U.S, Senate Committee on Indian Affairs
This week, U.S. Senator Lisa Murkowski (R-AK), Vice-Chairman of the Senate Committee on Indian Affairs (SCIA) co-hosted a roundtable titled, “Public Safety in Native Communities,” to hear from the Departments of the Interior and Justice and representatives from tribes and Native organizations about how they are working together to strengthen public safety and justice in vulnerable Native communities and the aid needed to fully implement recent bipartisan legislation sponsored by Murkowski, including VAWA 2022, the Not Invisible Act and Savanah’s Act, all aimed at providing the tools and resources to empower Native communities to keep people safe and provide justice for victims and their families.
Vice Chairman Murkowski provided remarks to kick off the roundtable discussion before welcoming and thanking Alaska Native and Senior Legal and Policy Director, Alex Cleghorn, from the Alaska Native Justice Center for his work to help combat this public safety crisis.
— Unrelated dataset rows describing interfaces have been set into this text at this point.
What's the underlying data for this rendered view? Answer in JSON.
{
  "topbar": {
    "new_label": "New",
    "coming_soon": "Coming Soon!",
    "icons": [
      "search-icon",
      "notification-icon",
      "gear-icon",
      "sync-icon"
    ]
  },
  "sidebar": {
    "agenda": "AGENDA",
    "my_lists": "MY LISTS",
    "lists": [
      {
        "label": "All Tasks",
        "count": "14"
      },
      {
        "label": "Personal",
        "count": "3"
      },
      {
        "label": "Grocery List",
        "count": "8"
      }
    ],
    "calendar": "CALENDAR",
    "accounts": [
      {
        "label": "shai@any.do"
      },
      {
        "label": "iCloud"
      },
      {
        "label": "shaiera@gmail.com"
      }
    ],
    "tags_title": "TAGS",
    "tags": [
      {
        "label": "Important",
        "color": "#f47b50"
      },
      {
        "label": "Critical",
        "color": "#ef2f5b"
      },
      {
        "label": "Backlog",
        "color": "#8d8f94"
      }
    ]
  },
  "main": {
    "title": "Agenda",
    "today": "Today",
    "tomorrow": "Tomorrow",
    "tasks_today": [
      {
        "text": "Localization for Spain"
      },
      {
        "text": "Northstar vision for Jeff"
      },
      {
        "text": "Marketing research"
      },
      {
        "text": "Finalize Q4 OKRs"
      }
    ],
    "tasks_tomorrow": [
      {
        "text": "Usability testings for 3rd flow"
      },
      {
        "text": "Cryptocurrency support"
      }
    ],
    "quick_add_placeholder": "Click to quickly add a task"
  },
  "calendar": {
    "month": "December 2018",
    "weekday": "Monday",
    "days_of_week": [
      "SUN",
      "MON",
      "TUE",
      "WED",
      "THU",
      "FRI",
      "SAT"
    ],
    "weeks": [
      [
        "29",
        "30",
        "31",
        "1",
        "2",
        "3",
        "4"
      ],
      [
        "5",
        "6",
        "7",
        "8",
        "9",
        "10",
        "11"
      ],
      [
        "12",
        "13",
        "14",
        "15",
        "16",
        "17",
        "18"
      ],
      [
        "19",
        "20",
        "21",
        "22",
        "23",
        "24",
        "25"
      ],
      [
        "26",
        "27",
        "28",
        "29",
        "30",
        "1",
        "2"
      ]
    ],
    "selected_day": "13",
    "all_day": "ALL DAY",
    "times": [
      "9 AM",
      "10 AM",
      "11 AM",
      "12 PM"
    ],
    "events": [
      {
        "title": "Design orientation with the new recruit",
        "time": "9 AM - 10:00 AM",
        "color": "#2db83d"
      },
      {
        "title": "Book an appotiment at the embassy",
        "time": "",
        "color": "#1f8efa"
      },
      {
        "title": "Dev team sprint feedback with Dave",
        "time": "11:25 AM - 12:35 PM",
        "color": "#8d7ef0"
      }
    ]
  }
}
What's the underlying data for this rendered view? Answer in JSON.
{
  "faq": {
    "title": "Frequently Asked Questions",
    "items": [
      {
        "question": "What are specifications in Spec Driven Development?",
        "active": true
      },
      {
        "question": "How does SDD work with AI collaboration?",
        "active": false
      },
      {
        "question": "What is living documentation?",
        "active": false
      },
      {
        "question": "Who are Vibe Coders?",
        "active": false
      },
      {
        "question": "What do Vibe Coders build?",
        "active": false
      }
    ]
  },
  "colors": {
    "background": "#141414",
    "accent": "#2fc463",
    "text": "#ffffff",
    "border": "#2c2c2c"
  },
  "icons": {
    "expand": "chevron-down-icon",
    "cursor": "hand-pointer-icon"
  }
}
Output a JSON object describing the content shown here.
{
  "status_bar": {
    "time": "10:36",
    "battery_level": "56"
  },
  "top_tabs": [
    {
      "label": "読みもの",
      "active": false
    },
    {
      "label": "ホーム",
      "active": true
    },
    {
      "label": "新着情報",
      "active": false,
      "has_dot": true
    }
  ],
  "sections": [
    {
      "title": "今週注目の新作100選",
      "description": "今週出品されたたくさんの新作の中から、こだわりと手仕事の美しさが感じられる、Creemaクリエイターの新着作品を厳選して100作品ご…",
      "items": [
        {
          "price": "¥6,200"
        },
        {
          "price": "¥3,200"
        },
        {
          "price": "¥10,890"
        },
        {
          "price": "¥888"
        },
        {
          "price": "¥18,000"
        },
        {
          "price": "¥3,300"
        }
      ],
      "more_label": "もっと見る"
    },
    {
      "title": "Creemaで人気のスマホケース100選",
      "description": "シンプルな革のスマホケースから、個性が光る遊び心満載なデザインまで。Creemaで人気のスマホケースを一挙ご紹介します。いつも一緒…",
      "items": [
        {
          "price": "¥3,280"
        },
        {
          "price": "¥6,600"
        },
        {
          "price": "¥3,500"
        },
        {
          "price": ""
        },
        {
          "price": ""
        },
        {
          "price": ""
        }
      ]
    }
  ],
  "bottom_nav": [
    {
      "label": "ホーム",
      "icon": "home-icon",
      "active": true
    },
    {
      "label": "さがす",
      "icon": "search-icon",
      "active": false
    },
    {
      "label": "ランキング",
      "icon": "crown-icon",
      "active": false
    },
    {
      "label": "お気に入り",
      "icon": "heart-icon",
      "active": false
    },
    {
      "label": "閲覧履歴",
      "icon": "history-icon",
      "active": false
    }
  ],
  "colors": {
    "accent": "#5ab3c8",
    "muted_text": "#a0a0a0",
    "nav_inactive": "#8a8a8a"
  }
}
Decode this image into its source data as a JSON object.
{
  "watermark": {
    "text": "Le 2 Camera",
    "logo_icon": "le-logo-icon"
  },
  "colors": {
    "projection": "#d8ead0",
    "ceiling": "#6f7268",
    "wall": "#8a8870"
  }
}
“Tribal leaders, advocates, and Native victims and survivors and their families have called for addressing the public safety and justice crisis in Alaska Native communities and across Indian country for decades. American Indian and Alaska Native people make up a disproportionate of missing and murdered individuals. This is a problem I have worked hard to solve and I am incredibly proud of the progress we have achieved so far, together,” said Vice Chairman Murkowski. “It is time we step up to address this public safety crisis in a meaningful way. That will require greater resources, the empowerment of tribes, and increased governmental collaboration. Thanks to our recent bipartisan wins—the passage of VAWA 2022 and the MMIW bills — Not Invisible Act and Savana’s Act, and increased federal appropriations, I think we’re on the right track for all three. I want to welcome all of our panelists today for participating, but in particular Alex Cleghorn, Senior Legal and Policy Director from the Alaska Native Justice Center. ANJC has done great work in partnership with Alaska tribes to strengthen self-determination and sovereignty to serve tribal citizens.”
Click here to watch Vice Chairman Murkowski’s opening remarks and questions to panelists.
The Senate Committee on Indian Affairs roundtable panel included:
- Tracy Canard Goodluck, Senior Advisor, Office of the Assistant Secretary-Indian Affairs, U.S. Department of the Interior, Washington, D.C.
- Jason O’Neal, Director, Bureau of Indian Affairs - Office of Justice Services, U.S. Department of the Interior, Washington, D.C.
- Robert E. Chapman, Acting Director, Community Oriented Policing Services, U.S. Department of Justice, Washington, D.C.
- The Honorable Eugena Charles-Newton, Chairwoman, Law and Order Committee, Navajo Nation Council, Shiprock, NM
- Mark Kawika Patterson, Chair, Hawai‘i State Correctional Systems Oversight Commission and Administrator, Hawaii Youth Correctional Facility, Honolulu, HI
- Michael Ford, Chief of Police, Reno-Sparks Indian Colony, Reno, NV
- Lucy Rain Simpson, Executive Director, National Indigenous Women’s Resource Center, Lame Deer, MT
- Nikki Borchardt Campbell, Executive Director, National American Indian Court Judges Association, Boulder, CO
- Alex Cleghorn, Sr. Legal and Policy Director, Alaska Native Justice Center, Anchorage, AK
For more information on the Senate Committee on Indian Affairs roundtable, click here.